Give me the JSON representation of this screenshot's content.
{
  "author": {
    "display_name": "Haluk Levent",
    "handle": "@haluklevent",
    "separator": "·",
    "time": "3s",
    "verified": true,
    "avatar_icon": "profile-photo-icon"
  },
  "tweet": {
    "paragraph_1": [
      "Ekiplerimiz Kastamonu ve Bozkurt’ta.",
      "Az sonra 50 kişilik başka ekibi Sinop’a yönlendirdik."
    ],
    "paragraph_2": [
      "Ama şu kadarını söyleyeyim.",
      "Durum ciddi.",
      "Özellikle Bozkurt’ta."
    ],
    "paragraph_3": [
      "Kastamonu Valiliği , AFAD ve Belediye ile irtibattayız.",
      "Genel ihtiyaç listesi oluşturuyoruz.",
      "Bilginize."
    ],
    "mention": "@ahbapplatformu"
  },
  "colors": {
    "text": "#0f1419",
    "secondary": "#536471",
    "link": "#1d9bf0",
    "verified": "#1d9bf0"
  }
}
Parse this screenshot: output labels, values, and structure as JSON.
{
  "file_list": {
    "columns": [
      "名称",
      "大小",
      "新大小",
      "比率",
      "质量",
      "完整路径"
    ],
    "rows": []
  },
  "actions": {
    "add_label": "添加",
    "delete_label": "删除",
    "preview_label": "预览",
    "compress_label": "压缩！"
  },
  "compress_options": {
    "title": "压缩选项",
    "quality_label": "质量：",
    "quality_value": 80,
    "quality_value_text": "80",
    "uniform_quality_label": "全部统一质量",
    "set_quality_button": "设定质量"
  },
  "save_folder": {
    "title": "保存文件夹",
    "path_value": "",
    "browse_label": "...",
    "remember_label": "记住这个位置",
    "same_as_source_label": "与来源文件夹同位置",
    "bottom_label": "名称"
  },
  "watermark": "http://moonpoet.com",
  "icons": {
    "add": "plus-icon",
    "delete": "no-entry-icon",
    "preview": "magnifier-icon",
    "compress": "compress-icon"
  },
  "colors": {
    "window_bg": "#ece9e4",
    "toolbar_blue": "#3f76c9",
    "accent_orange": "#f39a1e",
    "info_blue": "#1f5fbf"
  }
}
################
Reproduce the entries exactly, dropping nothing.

Give me the JSON representation of this screenshot's content.
{
  "author": {
    "display_name": "Haluk Levent",
    "handle": "@haluklevent",
    "separator": "·",
    "time": "3s",
    "verified": true,
    "avatar_icon": "profile-photo-icon"
  },
  "tweet": {
    "paragraph_1": [
      "Ekiplerimiz Kastamonu ve Bozkurt’ta.",
      "Az sonra 50 kişilik başka ekibi Sinop’a yönlendirdik."
    ],
    "paragraph_2": [
      "Ama şu kadarını söyleyeyim.",
      "Durum ciddi.",
      "Özellikle Bozkurt’ta."
    ],
    "paragraph_3": [
      "Kastamonu Valiliği , AFAD ve Belediye ile irtibattayız.",
      "Genel ihtiyaç listesi oluşturuyoruz.",
      "Bilginize."
    ],
    "mention": "@ahbapplatformu"
  },
  "colors": {
    "text": "#0f1419",
    "secondary": "#536471",
    "link": "#1d9bf0",
    "verified": "#1d9bf0"
  }
}
Parse this screenshot: output labels, values, and structure as JSON.
{
  "file_list": {
    "columns": [
      "名称",
      "大小",
      "新大小",
      "比率",
      "质量",
      "完整路径"
    ],
    "rows": []
  },
  "actions": {
    "add_label": "添加",
    "delete_label": "删除",
    "preview_label": "预览",
    "compress_label": "压缩！"
  },
  "compress_options": {
    "title": "压缩选项",
    "quality_label": "质量：",
    "quality_value": 80,
    "quality_value_text": "80",
    "uniform_quality_label": "全部统一质量",
    "set_quality_button": "设定质量"
  },
  "save_folder": {
    "title": "保存文件夹",
    "path_value": "",
    "browse_label": "...",
    "remember_label": "记住这个位置",
    "same_as_source_label": "与来源文件夹同位置",
    "bottom_label": "名称"
  },
  "watermark": "http://moonpoet.com",
  "icons": {
    "add": "plus-icon",
    "delete": "no-entry-icon",
    "preview": "magnifier-icon",
    "compress": "compress-icon"
  },
  "colors": {
    "window_bg": "#ece9e4",
    "toolbar_blue": "#3f76c9",
    "accent_orange": "#f39a1e",
    "info_blue": "#1f5fbf"
  }
}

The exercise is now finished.